-------- EXERCISE INPUT

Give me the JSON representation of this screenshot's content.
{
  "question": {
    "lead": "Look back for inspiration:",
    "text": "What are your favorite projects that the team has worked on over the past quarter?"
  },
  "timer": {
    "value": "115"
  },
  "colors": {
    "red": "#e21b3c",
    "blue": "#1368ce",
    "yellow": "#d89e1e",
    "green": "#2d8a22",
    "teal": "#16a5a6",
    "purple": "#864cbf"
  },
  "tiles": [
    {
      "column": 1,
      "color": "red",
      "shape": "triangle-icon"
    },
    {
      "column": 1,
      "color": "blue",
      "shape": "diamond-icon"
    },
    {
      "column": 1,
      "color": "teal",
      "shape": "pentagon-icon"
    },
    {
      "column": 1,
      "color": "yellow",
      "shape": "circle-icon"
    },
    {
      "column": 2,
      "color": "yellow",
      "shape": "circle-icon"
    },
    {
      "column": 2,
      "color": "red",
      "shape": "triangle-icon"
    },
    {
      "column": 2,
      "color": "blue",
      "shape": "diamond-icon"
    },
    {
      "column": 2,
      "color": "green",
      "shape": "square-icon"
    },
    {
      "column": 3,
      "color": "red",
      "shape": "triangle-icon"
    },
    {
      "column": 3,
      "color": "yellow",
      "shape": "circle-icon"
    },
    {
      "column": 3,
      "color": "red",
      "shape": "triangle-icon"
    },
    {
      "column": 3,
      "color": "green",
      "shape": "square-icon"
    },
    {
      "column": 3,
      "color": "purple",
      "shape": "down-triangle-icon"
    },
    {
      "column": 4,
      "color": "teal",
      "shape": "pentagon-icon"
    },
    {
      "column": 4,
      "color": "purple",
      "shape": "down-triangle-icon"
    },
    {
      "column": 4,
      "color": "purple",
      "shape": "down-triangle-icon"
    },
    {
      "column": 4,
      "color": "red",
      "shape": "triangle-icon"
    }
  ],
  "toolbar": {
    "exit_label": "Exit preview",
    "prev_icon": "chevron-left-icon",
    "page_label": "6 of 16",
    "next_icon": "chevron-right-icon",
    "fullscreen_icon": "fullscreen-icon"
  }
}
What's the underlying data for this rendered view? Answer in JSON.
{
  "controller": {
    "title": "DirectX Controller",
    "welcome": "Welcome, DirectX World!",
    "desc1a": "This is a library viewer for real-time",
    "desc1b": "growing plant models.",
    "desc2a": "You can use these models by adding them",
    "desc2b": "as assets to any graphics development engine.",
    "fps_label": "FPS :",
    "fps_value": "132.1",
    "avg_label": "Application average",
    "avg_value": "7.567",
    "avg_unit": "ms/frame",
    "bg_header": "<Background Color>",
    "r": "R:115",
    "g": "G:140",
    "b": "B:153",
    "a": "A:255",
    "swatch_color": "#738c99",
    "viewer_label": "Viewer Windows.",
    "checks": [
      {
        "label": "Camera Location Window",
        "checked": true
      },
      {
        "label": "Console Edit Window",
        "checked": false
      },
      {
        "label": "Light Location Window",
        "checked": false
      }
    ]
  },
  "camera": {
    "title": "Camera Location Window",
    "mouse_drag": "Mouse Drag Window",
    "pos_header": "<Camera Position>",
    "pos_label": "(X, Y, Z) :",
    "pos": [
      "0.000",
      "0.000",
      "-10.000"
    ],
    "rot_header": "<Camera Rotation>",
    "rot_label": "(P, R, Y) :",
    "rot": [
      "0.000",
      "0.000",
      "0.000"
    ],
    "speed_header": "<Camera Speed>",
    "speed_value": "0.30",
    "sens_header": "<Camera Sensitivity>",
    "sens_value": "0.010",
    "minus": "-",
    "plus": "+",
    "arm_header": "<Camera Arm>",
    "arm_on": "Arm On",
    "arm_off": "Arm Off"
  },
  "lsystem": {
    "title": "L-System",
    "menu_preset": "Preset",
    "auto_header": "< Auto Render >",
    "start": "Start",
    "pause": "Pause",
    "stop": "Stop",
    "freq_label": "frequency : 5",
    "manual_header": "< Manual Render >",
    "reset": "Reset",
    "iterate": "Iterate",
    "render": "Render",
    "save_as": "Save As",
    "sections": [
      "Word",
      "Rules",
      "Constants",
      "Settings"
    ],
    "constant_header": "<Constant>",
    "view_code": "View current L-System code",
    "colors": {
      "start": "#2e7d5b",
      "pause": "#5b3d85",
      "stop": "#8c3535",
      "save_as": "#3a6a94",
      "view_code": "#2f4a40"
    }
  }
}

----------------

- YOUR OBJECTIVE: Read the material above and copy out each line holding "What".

- ANSWER BOX:
    "text": "What are your favorite projects that the team has worked on over the past quarter?"
What's the underlying data for this rendered view? Answer in JSON.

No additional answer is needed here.